▸ Task to complete: Exclude any images and output the remaining records exactly.

▸ Data for the task:

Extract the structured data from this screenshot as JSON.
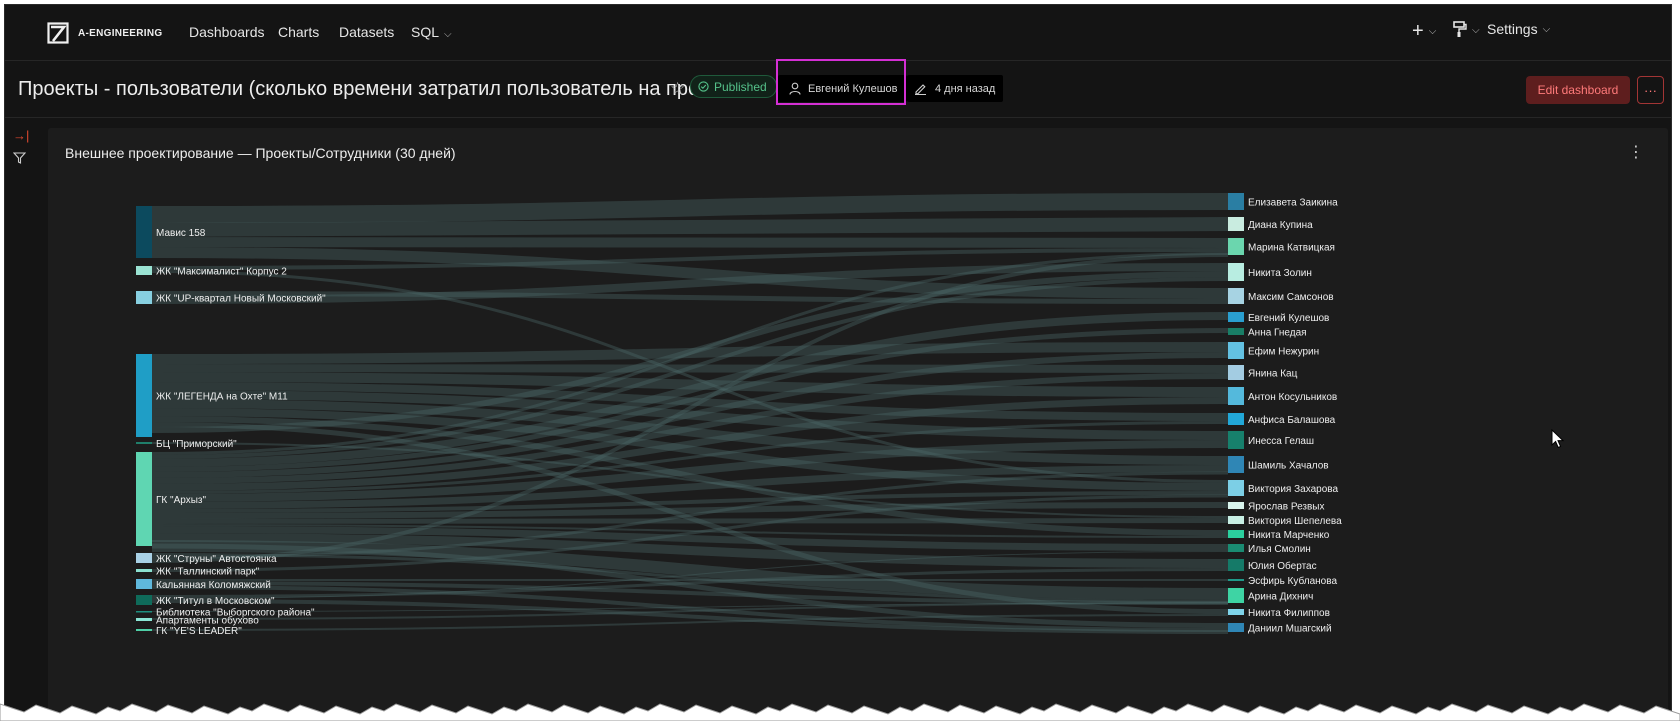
{
  "nav": {
    "brand": "A-ENGINEERING",
    "items": [
      {
        "label": "Dashboards"
      },
      {
        "label": "Charts"
      },
      {
        "label": "Datasets"
      },
      {
        "label": "SQL"
      }
    ],
    "right": {
      "add_icon": "plus-icon",
      "theme_icon": "paint-roller-icon",
      "settings_label": "Settings"
    }
  },
  "dashboard": {
    "title": "Проекты - пользователи (сколько времени затратил пользователь на прое…",
    "status": "Published",
    "owner": "Евгений Кулешов",
    "modified": "4 дня назад",
    "edit_label": "Edit dashboard",
    "more_label": "···"
  },
  "panel": {
    "title": "Внешнее проектирование — Проекты/Сотрудники (30 дней)"
  },
  "colors": {
    "background": "#141414",
    "panel": "#1c1c1c",
    "highlight": "#d42fd4",
    "published": "#55c28a",
    "edit_button": "#5e1e1e"
  },
  "chart_data": {
    "type": "sankey",
    "sources": [
      "Мавис 158",
      "ЖК \"Максималист\" Корпус 2",
      "ЖК \"UP-квартал Новый Московский\"",
      "ЖК \"ЛЕГЕНДА на Охте\" М11",
      "БЦ \"Приморский\"",
      "ГК \"Архыз\"",
      "ЖК \"Струны\" Автостоянка",
      "ЖК \"Таллинский парк\"",
      "Кальянная Коломяжский",
      "ЖК \"Титул в Московском\"",
      "Библиотека \"Выборгского района\"",
      "Апартаменты обухово",
      "ГК \"YE'S LEADER\""
    ],
    "targets": [
      "Елизавета Заикина",
      "Диана Купина",
      "Марина Катвицкая",
      "Никита Золин",
      "Максим Самсонов",
      "Евгений Кулешов",
      "Анна Гнедая",
      "Ефим Нежурин",
      "Янина Кац",
      "Антон Косульников",
      "Анфиса Балашова",
      "Инесса Гелаш",
      "Шамиль Хачалов",
      "Виктория Захарова",
      "Ярослав Резвых",
      "Виктория Шепелева",
      "Никита  Марченко",
      "Илья  Смолин",
      "Юлия Обертас",
      "Эсфирь Кубланова",
      "Арина Дихнич",
      "Никита Филиппов",
      "Даниил  Мшагский"
    ]
  }
}
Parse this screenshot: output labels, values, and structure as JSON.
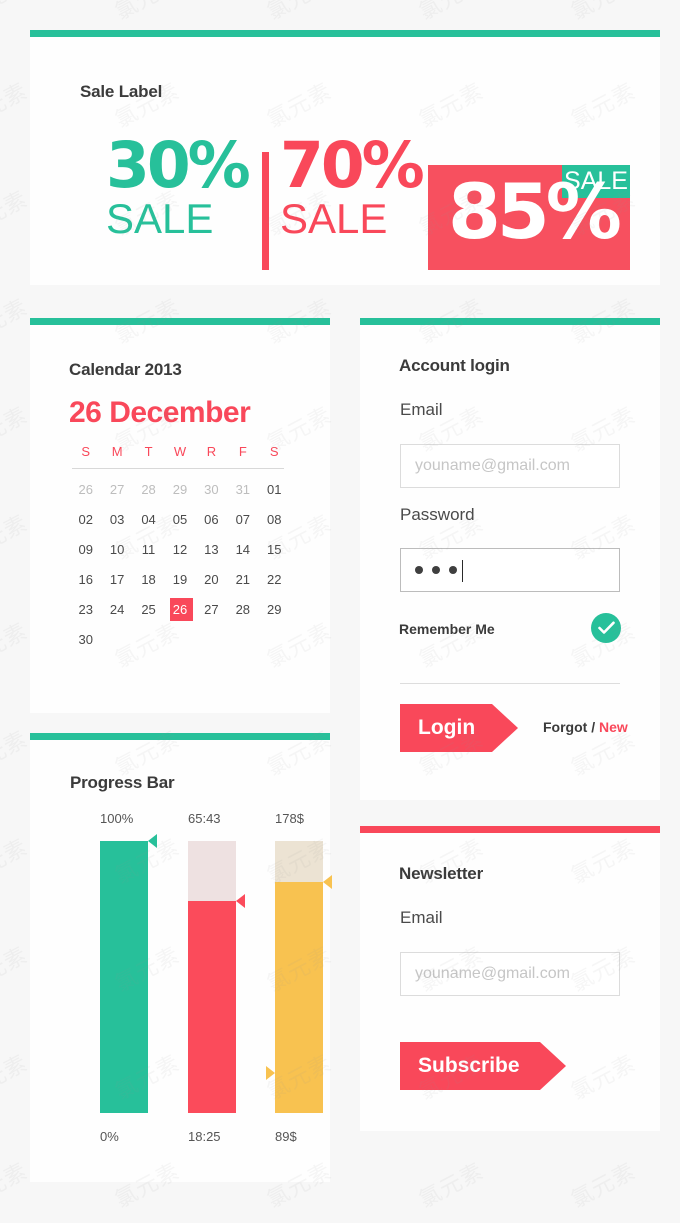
{
  "colors": {
    "accent_green": "#27c09a",
    "accent_red": "#f9485a",
    "sale_block_red": "#f7505f",
    "bar_green": "#27c09a",
    "bar_red": "#fb4b5b",
    "bar_yellow": "#f8c250",
    "bar_track_pink": "#eee1e1",
    "bar_track_cream": "#ece3d3",
    "page_background": "#f7f7f7",
    "card_background": "#fefefe"
  },
  "sale_section": {
    "heading": "Sale Label",
    "items": [
      {
        "percent": "30%",
        "label": "SALE",
        "style": "green-text"
      },
      {
        "percent": "70%",
        "label": "SALE",
        "style": "red-text"
      },
      {
        "percent": "85%",
        "badge": "SALE",
        "style": "red-block"
      }
    ]
  },
  "calendar": {
    "title": "Calendar 2013",
    "selected_date": "26 December",
    "selected_day": "26",
    "day_headers": [
      "S",
      "M",
      "T",
      "W",
      "R",
      "F",
      "S"
    ],
    "weeks": [
      [
        {
          "d": "26",
          "muted": true
        },
        {
          "d": "27",
          "muted": true
        },
        {
          "d": "28",
          "muted": true
        },
        {
          "d": "29",
          "muted": true
        },
        {
          "d": "30",
          "muted": true
        },
        {
          "d": "31",
          "muted": true
        },
        {
          "d": "01"
        }
      ],
      [
        {
          "d": "02"
        },
        {
          "d": "03"
        },
        {
          "d": "04"
        },
        {
          "d": "05"
        },
        {
          "d": "06"
        },
        {
          "d": "07"
        },
        {
          "d": "08"
        }
      ],
      [
        {
          "d": "09"
        },
        {
          "d": "10"
        },
        {
          "d": "11"
        },
        {
          "d": "12"
        },
        {
          "d": "13"
        },
        {
          "d": "14"
        },
        {
          "d": "15"
        }
      ],
      [
        {
          "d": "16"
        },
        {
          "d": "17"
        },
        {
          "d": "18"
        },
        {
          "d": "19"
        },
        {
          "d": "20"
        },
        {
          "d": "21"
        },
        {
          "d": "22"
        }
      ],
      [
        {
          "d": "23"
        },
        {
          "d": "24"
        },
        {
          "d": "25"
        },
        {
          "d": "26",
          "active": true
        },
        {
          "d": "27"
        },
        {
          "d": "28"
        },
        {
          "d": "29"
        }
      ],
      [
        {
          "d": "30"
        },
        {
          "d": "",
          "empty": true
        },
        {
          "d": "",
          "empty": true
        },
        {
          "d": "",
          "empty": true
        },
        {
          "d": "",
          "empty": true
        },
        {
          "d": "",
          "empty": true
        },
        {
          "d": "",
          "empty": true
        }
      ]
    ]
  },
  "progress": {
    "title": "Progress Bar",
    "bars": [
      {
        "top_label": "100%",
        "bottom_label": "0%",
        "fill_percent": 100,
        "marker": "top",
        "color": "#27c09a"
      },
      {
        "top_label": "65:43",
        "bottom_label": "18:25",
        "fill_percent": 78,
        "marker": "fill-top",
        "color": "#fb4b5b"
      },
      {
        "top_label": "178$",
        "bottom_label": "89$",
        "fill_percent": 85,
        "marker": "both",
        "color": "#f8c250"
      }
    ]
  },
  "login": {
    "title": "Account login",
    "email_label": "Email",
    "email_placeholder": "youname@gmail.com",
    "email_value": "",
    "password_label": "Password",
    "password_masked_chars": 3,
    "remember_label": "Remember Me",
    "remember_checked": true,
    "check_icon": "check-icon",
    "login_button": "Login",
    "forgot_text": "Forgot /",
    "new_text": "New"
  },
  "newsletter": {
    "title": "Newsletter",
    "email_label": "Email",
    "email_placeholder": "youname@gmail.com",
    "email_value": "",
    "subscribe_button": "Subscribe"
  }
}
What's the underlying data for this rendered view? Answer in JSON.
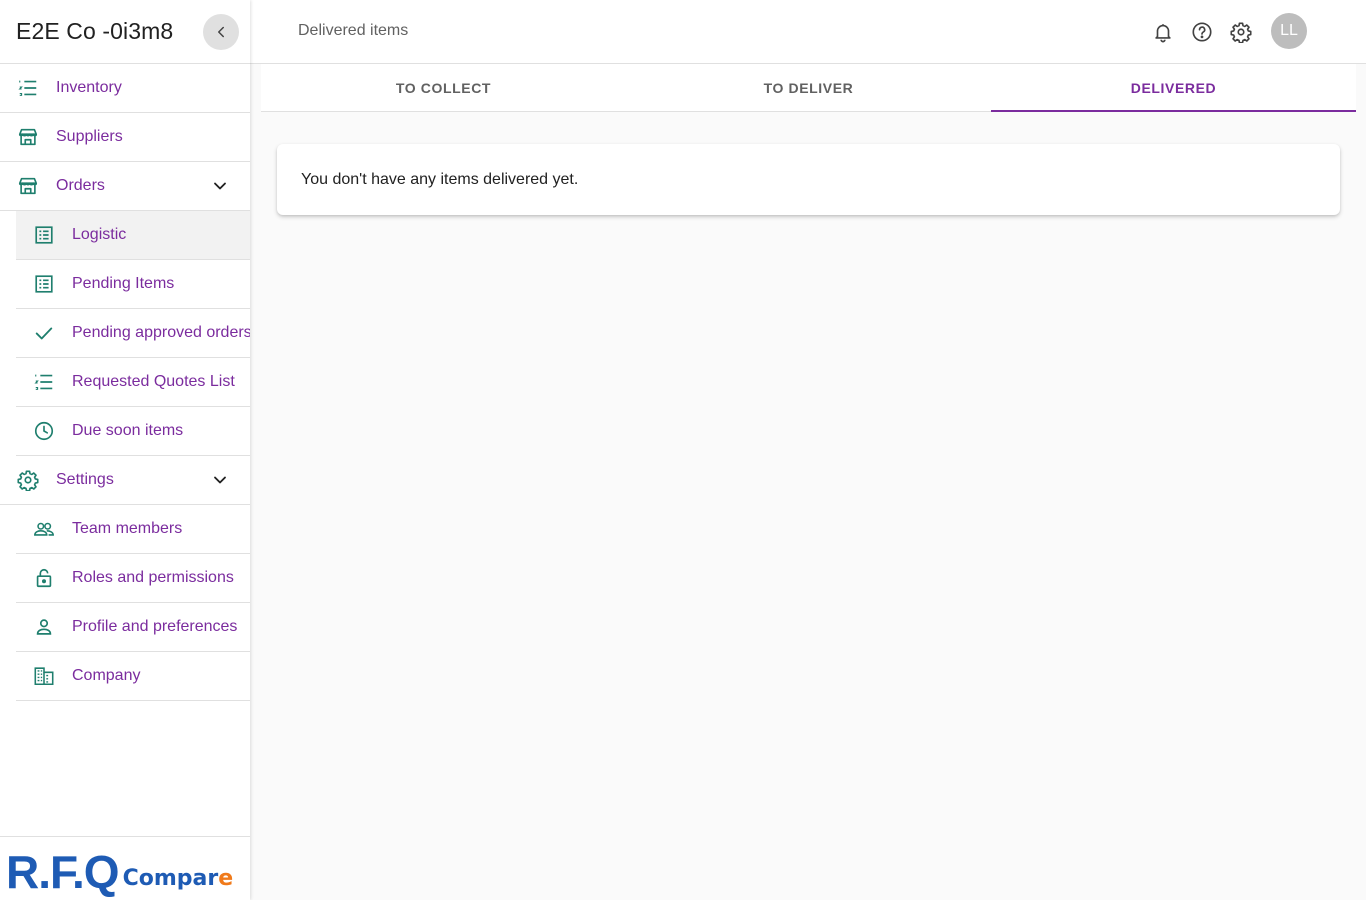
{
  "sidebar": {
    "company_name": "E2E Co -0i3m8",
    "items": [
      {
        "label": "Inventory",
        "icon": "list-icon"
      },
      {
        "label": "Suppliers",
        "icon": "store-icon"
      },
      {
        "label": "Orders",
        "icon": "store-icon"
      },
      {
        "label": "Logistic",
        "icon": "receipt-list-icon"
      },
      {
        "label": "Pending Items",
        "icon": "receipt-list-icon"
      },
      {
        "label": "Pending approved orders",
        "icon": "check-icon"
      },
      {
        "label": "Requested Quotes List",
        "icon": "list-icon"
      },
      {
        "label": "Due soon items",
        "icon": "clock-icon"
      },
      {
        "label": "Settings",
        "icon": "gear-icon"
      },
      {
        "label": "Team members",
        "icon": "people-icon"
      },
      {
        "label": "Roles and permissions",
        "icon": "lock-icon"
      },
      {
        "label": "Profile and preferences",
        "icon": "person-icon"
      },
      {
        "label": "Company",
        "icon": "building-icon"
      }
    ],
    "logo": {
      "main": "R.F.Q",
      "sub_1": "Compar",
      "sub_2": "e"
    }
  },
  "header": {
    "title": "Delivered items",
    "avatar_initials": "LL"
  },
  "tabs": [
    {
      "label": "TO COLLECT",
      "active": false
    },
    {
      "label": "TO DELIVER",
      "active": false
    },
    {
      "label": "DELIVERED",
      "active": true
    }
  ],
  "main": {
    "empty_message": "You don't have any items delivered yet."
  },
  "colors": {
    "accent": "#7b2c9e",
    "icon_teal": "#1f7f6e",
    "logo_blue": "#1e5bb4",
    "logo_orange": "#f07a1a"
  }
}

▸ Your response:
Extract the structured data from this screenshot as JSON.
{
  "nav": {
    "brand": "A-ENGINEERING",
    "items": [
      {
        "label": "Dashboards"
      },
      {
        "label": "Charts"
      },
      {
        "label": "Datasets"
      },
      {
        "label": "SQL"
      }
    ],
    "right": {
      "add_icon": "plus-icon",
      "theme_icon": "paint-roller-icon",
      "settings_label": "Settings"
    }
  },
  "dashboard": {
    "title": "Проекты - пользователи (сколько времени затратил пользователь на прое…",
    "status": "Published",
    "owner": "Евгений Кулешов",
    "modified": "4 дня назад",
    "edit_label": "Edit dashboard",
    "more_label": "···"
  },
  "panel": {
    "title": "Внешнее проектирование — Проекты/Сотрудники (30 дней)"
  },
  "colors": {
    "background": "#141414",
    "panel": "#1c1c1c",
    "highlight": "#d42fd4",
    "published": "#55c28a",
    "edit_button": "#5e1e1e"
  },
  "chart_data": {
    "type": "sankey",
    "sources": [
      "Мавис 158",
      "ЖК \"Максималист\" Корпус 2",
      "ЖК \"UP-квартал Новый Московский\"",
      "ЖК \"ЛЕГЕНДА на Охте\" М11",
      "БЦ \"Приморский\"",
      "ГК \"Архыз\"",
      "ЖК \"Струны\" Автостоянка",
      "ЖК \"Таллинский парк\"",
      "Кальянная Коломяжский",
      "ЖК \"Титул в Московском\"",
      "Библиотека \"Выборгского района\"",
      "Апартаменты обухово",
      "ГК \"YE'S LEADER\""
    ],
    "targets": [
      "Елизавета Заикина",
      "Диана Купина",
      "Марина Катвицкая",
      "Никита Золин",
      "Максим Самсонов",
      "Евгений Кулешов",
      "Анна Гнедая",
      "Ефим Нежурин",
      "Янина Кац",
      "Антон Косульников",
      "Анфиса Балашова",
      "Инесса Гелаш",
      "Шамиль Хачалов",
      "Виктория Захарова",
      "Ярослав Резвых",
      "Виктория Шепелева",
      "Никита  Марченко",
      "Илья  Смолин",
      "Юлия Обертас",
      "Эсфирь Кубланова",
      "Арина Дихнич",
      "Никита Филиппов",
      "Даниил  Мшагский"
    ]
  }
}
Parse this screenshot: output labels, values, and structure as JSON.
{
  "colors": {
    "accent_green": "#27c09a",
    "accent_red": "#f9485a",
    "sale_block_red": "#f7505f",
    "bar_green": "#27c09a",
    "bar_red": "#fb4b5b",
    "bar_yellow": "#f8c250",
    "bar_track_pink": "#eee1e1",
    "bar_track_cream": "#ece3d3",
    "page_background": "#f7f7f7",
    "card_background": "#fefefe"
  },
  "sale_section": {
    "heading": "Sale Label",
    "items": [
      {
        "percent": "30%",
        "label": "SALE",
        "style": "green-text"
      },
      {
        "percent": "70%",
        "label": "SALE",
        "style": "red-text"
      },
      {
        "percent": "85%",
        "badge": "SALE",
        "style": "red-block"
      }
    ]
  },
  "calendar": {
    "title": "Calendar 2013",
    "selected_date": "26 December",
    "selected_day": "26",
    "day_headers": [
      "S",
      "M",
      "T",
      "W",
      "R",
      "F",
      "S"
    ],
    "weeks": [
      [
        {
          "d": "26",
          "muted": true
        },
        {
          "d": "27",
          "muted": true
        },
        {
          "d": "28",
          "muted": true
        },
        {
          "d": "29",
          "muted": true
        },
        {
          "d": "30",
          "muted": true
        },
        {
          "d": "31",
          "muted": true
        },
        {
          "d": "01"
        }
      ],
      [
        {
          "d": "02"
        },
        {
          "d": "03"
        },
        {
          "d": "04"
        },
        {
          "d": "05"
        },
        {
          "d": "06"
        },
        {
          "d": "07"
        },
        {
          "d": "08"
        }
      ],
      [
        {
          "d": "09"
        },
        {
          "d": "10"
        },
        {
          "d": "11"
        },
        {
          "d": "12"
        },
        {
          "d": "13"
        },
        {
          "d": "14"
        },
        {
          "d": "15"
        }
      ],
      [
        {
          "d": "16"
        },
        {
          "d": "17"
        },
        {
          "d": "18"
        },
        {
          "d": "19"
        },
        {
          "d": "20"
        },
        {
          "d": "21"
        },
        {
          "d": "22"
        }
      ],
      [
        {
          "d": "23"
        },
        {
          "d": "24"
        },
        {
          "d": "25"
        },
        {
          "d": "26",
          "active": true
        },
        {
          "d": "27"
        },
        {
          "d": "28"
        },
        {
          "d": "29"
        }
      ],
      [
        {
          "d": "30"
        },
        {
          "d": "",
          "empty": true
        },
        {
          "d": "",
          "empty": true
        },
        {
          "d": "",
          "empty": true
        },
        {
          "d": "",
          "empty": true
        },
        {
          "d": "",
          "empty": true
        },
        {
          "d": "",
          "empty": true
        }
      ]
    ]
  },
  "progress": {
    "title": "Progress Bar",
    "bars": [
      {
        "top_label": "100%",
        "bottom_label": "0%",
        "fill_percent": 100,
        "marker": "top",
        "color": "#27c09a"
      },
      {
        "top_label": "65:43",
        "bottom_label": "18:25",
        "fill_percent": 78,
        "marker": "fill-top",
        "color": "#fb4b5b"
      },
      {
        "top_label": "178$",
        "bottom_label": "89$",
        "fill_percent": 85,
        "marker": "both",
        "color": "#f8c250"
      }
    ]
  },
  "login": {
    "title": "Account login",
    "email_label": "Email",
    "email_placeholder": "youname@gmail.com",
    "email_value": "",
    "password_label": "Password",
    "password_masked_chars": 3,
    "remember_label": "Remember Me",
    "remember_checked": true,
    "check_icon": "check-icon",
    "login_button": "Login",
    "forgot_text": "Forgot /",
    "new_text": "New"
  },
  "newsletter": {
    "title": "Newsletter",
    "email_label": "Email",
    "email_placeholder": "youname@gmail.com",
    "email_value": "",
    "subscribe_button": "Subscribe"
  }
}
What's the underlying data for this rendered view? Answer in JSON.
{
  "sidebar": {
    "company_name": "E2E Co -0i3m8",
    "items": [
      {
        "label": "Inventory",
        "icon": "list-icon"
      },
      {
        "label": "Suppliers",
        "icon": "store-icon"
      },
      {
        "label": "Orders",
        "icon": "store-icon"
      },
      {
        "label": "Logistic",
        "icon": "receipt-list-icon"
      },
      {
        "label": "Pending Items",
        "icon": "receipt-list-icon"
      },
      {
        "label": "Pending approved orders",
        "icon": "check-icon"
      },
      {
        "label": "Requested Quotes List",
        "icon": "list-icon"
      },
      {
        "label": "Due soon items",
        "icon": "clock-icon"
      },
      {
        "label": "Settings",
        "icon": "gear-icon"
      },
      {
        "label": "Team members",
        "icon": "people-icon"
      },
      {
        "label": "Roles and permissions",
        "icon": "lock-icon"
      },
      {
        "label": "Profile and preferences",
        "icon": "person-icon"
      },
      {
        "label": "Company",
        "icon": "building-icon"
      }
    ],
    "logo": {
      "main": "R.F.Q",
      "sub_1": "Compar",
      "sub_2": "e"
    }
  },
  "header": {
    "title": "Delivered items",
    "avatar_initials": "LL"
  },
  "tabs": [
    {
      "label": "TO COLLECT",
      "active": false
    },
    {
      "label": "TO DELIVER",
      "active": false
    },
    {
      "label": "DELIVERED",
      "active": true
    }
  ],
  "main": {
    "empty_message": "You don't have any items delivered yet."
  },
  "colors": {
    "accent": "#7b2c9e",
    "icon_teal": "#1f7f6e",
    "logo_blue": "#1e5bb4",
    "logo_orange": "#f07a1a"
  }
}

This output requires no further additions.